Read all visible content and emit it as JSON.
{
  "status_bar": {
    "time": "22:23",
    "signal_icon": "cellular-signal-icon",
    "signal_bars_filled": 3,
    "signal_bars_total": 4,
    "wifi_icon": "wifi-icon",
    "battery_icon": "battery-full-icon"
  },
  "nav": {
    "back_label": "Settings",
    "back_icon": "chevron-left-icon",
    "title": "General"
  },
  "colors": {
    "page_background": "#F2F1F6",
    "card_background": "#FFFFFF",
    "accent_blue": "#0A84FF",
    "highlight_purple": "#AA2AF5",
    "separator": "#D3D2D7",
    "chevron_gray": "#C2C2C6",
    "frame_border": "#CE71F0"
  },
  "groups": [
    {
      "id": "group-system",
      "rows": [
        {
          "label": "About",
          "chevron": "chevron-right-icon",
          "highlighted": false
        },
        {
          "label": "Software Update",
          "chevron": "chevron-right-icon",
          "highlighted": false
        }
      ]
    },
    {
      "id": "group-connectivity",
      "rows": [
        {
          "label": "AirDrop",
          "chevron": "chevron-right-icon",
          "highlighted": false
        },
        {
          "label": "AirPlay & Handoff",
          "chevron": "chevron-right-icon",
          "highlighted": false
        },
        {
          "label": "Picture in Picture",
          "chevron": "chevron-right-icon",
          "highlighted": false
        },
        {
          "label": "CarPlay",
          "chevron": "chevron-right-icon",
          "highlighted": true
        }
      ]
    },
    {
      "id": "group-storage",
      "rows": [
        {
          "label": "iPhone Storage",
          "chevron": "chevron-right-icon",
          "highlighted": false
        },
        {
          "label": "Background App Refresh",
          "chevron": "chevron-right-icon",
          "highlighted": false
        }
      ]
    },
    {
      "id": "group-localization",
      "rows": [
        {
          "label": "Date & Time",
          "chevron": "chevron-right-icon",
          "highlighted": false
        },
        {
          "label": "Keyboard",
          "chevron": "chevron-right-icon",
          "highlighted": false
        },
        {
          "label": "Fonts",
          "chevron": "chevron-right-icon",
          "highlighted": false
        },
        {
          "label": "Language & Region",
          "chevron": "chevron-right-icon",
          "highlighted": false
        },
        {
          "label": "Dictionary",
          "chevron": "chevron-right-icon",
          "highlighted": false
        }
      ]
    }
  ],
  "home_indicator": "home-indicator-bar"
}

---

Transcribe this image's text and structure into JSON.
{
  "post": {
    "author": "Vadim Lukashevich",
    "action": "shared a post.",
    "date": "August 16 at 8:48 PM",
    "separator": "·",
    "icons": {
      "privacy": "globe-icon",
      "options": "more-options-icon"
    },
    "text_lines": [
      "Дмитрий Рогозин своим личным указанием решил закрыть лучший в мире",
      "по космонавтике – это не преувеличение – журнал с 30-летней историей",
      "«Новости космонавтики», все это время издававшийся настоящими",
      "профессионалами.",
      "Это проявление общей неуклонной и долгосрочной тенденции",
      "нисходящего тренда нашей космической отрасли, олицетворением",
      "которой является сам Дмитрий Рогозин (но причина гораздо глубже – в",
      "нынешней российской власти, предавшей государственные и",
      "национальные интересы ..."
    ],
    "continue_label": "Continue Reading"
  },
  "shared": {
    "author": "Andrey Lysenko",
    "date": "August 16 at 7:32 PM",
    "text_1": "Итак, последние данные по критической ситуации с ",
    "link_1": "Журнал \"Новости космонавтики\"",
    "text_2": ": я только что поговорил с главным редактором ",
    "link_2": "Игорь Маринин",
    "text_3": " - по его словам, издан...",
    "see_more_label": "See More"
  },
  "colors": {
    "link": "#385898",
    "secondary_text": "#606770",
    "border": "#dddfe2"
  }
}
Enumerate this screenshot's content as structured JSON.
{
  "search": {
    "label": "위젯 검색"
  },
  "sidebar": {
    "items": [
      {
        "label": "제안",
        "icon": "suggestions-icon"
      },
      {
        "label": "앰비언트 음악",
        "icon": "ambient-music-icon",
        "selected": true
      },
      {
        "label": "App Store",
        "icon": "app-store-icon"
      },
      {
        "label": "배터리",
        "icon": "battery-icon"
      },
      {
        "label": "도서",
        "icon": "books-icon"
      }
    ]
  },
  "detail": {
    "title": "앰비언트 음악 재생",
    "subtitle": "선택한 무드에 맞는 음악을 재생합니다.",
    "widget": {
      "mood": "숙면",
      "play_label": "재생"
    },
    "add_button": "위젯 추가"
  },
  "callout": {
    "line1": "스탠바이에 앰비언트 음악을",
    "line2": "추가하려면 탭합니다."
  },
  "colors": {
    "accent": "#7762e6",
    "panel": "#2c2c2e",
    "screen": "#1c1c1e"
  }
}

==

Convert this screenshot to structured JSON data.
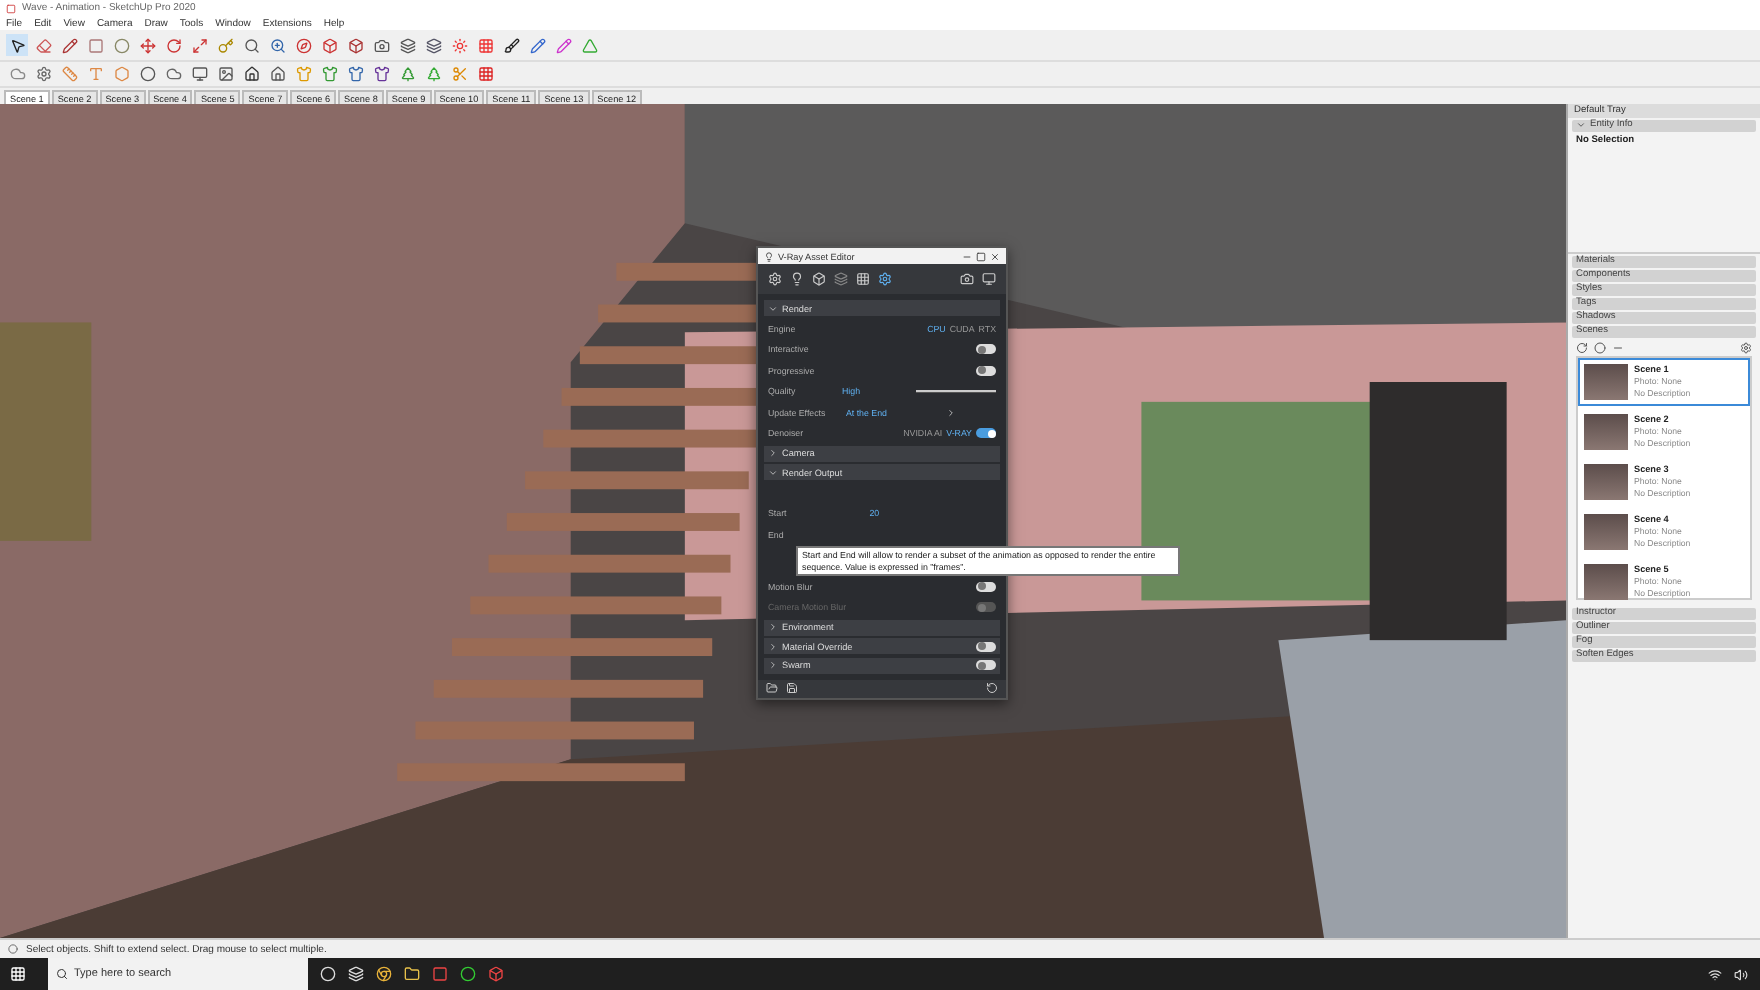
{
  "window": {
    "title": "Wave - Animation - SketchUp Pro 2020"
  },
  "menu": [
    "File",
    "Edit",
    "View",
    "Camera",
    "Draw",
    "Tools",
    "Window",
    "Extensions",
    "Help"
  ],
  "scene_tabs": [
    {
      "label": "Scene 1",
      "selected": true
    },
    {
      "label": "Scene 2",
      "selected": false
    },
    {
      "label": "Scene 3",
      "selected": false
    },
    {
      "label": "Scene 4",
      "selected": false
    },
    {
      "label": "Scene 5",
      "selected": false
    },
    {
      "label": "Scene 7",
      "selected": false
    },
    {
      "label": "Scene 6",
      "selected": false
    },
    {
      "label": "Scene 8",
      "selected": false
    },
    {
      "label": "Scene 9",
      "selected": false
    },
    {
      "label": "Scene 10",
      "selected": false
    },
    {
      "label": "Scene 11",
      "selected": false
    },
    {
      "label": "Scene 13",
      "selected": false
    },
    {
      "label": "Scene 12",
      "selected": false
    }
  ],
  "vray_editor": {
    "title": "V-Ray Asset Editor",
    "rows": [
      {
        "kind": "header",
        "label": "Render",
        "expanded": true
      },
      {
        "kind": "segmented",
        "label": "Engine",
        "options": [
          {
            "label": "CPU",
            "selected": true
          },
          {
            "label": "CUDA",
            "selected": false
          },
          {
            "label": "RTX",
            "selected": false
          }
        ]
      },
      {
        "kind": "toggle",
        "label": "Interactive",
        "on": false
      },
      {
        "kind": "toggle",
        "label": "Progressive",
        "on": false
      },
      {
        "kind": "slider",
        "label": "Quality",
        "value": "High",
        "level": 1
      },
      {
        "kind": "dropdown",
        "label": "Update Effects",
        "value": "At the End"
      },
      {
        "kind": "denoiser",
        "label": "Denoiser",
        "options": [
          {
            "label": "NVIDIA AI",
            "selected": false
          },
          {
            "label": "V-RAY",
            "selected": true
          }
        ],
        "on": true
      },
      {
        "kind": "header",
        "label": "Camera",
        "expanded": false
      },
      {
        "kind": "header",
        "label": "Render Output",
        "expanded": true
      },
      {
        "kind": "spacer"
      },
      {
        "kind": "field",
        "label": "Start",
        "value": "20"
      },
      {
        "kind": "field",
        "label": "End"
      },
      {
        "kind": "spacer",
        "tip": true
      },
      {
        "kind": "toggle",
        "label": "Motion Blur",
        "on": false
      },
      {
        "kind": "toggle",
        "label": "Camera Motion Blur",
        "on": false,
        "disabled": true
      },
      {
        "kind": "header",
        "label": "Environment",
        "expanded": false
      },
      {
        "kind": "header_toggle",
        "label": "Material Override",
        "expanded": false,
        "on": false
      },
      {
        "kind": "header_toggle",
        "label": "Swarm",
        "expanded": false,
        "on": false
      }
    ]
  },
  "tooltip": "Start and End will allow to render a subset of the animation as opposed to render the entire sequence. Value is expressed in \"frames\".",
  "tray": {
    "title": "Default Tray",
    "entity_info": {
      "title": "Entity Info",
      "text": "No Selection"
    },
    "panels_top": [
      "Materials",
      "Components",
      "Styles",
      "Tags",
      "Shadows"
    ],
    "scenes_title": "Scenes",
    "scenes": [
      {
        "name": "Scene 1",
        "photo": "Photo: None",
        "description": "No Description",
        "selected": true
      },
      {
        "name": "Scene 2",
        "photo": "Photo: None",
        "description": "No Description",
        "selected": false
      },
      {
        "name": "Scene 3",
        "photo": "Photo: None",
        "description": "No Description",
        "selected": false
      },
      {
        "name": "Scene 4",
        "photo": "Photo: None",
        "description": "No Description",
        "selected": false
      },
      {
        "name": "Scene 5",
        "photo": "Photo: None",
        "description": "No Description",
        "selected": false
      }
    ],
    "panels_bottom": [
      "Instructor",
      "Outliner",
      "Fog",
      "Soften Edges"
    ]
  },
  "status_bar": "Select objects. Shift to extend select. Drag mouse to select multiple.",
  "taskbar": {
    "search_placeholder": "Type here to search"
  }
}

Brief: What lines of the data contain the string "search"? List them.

Solution to this task:
  "search": {
    "search_placeholder": "Type here to search"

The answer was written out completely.